> _Dataset_
★ ★ ★ ★ ★
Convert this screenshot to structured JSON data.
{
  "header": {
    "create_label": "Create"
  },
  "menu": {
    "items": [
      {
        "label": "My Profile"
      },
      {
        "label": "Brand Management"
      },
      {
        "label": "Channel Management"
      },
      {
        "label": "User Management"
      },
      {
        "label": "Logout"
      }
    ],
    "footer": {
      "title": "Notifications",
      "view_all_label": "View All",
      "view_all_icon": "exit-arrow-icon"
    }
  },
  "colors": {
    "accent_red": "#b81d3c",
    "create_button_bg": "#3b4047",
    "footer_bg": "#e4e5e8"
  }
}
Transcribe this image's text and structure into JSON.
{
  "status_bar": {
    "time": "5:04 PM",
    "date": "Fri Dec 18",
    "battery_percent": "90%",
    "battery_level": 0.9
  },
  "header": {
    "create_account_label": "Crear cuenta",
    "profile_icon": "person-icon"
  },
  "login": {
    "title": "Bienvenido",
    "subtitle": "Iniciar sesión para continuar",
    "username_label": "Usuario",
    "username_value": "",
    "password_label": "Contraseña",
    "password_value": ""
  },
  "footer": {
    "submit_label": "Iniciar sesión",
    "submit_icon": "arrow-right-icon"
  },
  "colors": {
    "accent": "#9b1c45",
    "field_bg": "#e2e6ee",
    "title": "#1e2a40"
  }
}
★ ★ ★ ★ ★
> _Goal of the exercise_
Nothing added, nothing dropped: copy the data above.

> _Solution to this task_
Convert this screenshot to structured JSON data.
{
  "header": {
    "create_label": "Create"
  },
  "menu": {
    "items": [
      {
        "label": "My Profile"
      },
      {
        "label": "Brand Management"
      },
      {
        "label": "Channel Management"
      },
      {
        "label": "User Management"
      },
      {
        "label": "Logout"
      }
    ],
    "footer": {
      "title": "Notifications",
      "view_all_label": "View All",
      "view_all_icon": "exit-arrow-icon"
    }
  },
  "colors": {
    "accent_red": "#b81d3c",
    "create_button_bg": "#3b4047",
    "footer_bg": "#e4e5e8"
  }
}
Transcribe this image's text and structure into JSON.
{
  "status_bar": {
    "time": "5:04 PM",
    "date": "Fri Dec 18",
    "battery_percent": "90%",
    "battery_level": 0.9
  },
  "header": {
    "create_account_label": "Crear cuenta",
    "profile_icon": "person-icon"
  },
  "login": {
    "title": "Bienvenido",
    "subtitle": "Iniciar sesión para continuar",
    "username_label": "Usuario",
    "username_value": "",
    "password_label": "Contraseña",
    "password_value": ""
  },
  "footer": {
    "submit_label": "Iniciar sesión",
    "submit_icon": "arrow-right-icon"
  },
  "colors": {
    "accent": "#9b1c45",
    "field_bg": "#e2e6ee",
    "title": "#1e2a40"
  }
}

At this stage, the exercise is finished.